Hot peppers do have some benefits, but they can also do some harm to your oral health if you're not careful.
CapsaicinHot peppers contain a component known as capsaicin. The level varies from pepper to pepper, ranging from nonexistent in bell peppers to almost intolerable levels in ghost and Carolina reaper peppers. Capsaicin is an irritant, and can burn sensitive tissues, especially the eyes, nose and mouth. Some peppers have such high levels that they can burn the skin of your hands if you are not careful when handling them.
While capsaicin sounds like a terrible thing, it actually offers some benefits:
|•||It can help with headaches, joint pain, and other types of pain, including toothaches. It can even help fight bacteria and infection.|
|•||It can help lower your risk for certain heart or other health conditions.|
|•||It can increase circulation.|
Too Much of a Good Thing
While capsaicin can help with tooth pain, and help you fight infection, it can be harmful if eaten in high doses. It can burn your taste buds. It can also irritate the gum tissue, causing it to swell. When this happens, your gums pull away from your teeth, leaving openings between in which food particles and bacteria can fall. Unable to easily reach these areas with a toothbrush and floss, you become at an increased risk for developing gum disease.
If you already have gum disease, an infection that, at first, affects your gums (a condition known as gingivitis), leaving them red and inflamed. Tender enough as they are, capsaicin can cause significantly more pain, and interfere with your ability to heal.
Limit Pepper IntakeIf you enjoy hot peppers, you may want to consider limiting your intake, especially if you are suffering from any level of gum disease. You should also avoid peppers when you are healing from any kind of dental procedure, otherwise your gums will continue to be irritated and it will take longer to heal. And make sure to brush and floss regularly to keep your teeth and gums healthy, and don't forget to visit your dentist at least twice a year.

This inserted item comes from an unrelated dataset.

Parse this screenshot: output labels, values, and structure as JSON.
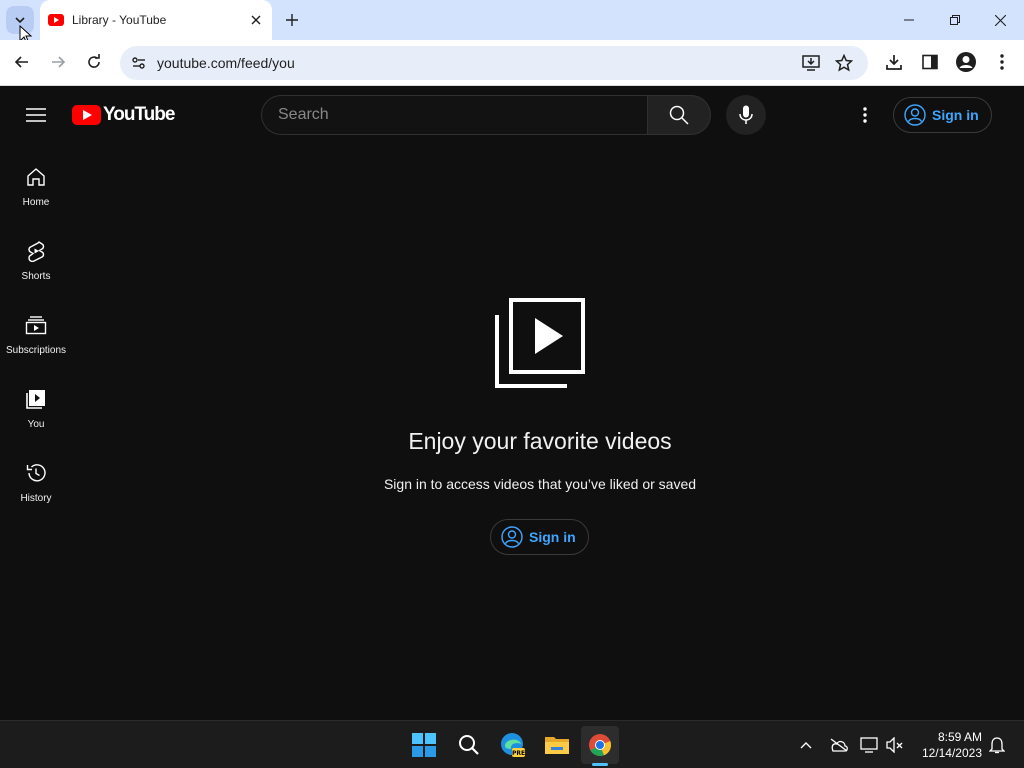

Please contact our office if you have any questions about peppers effects on your oral health.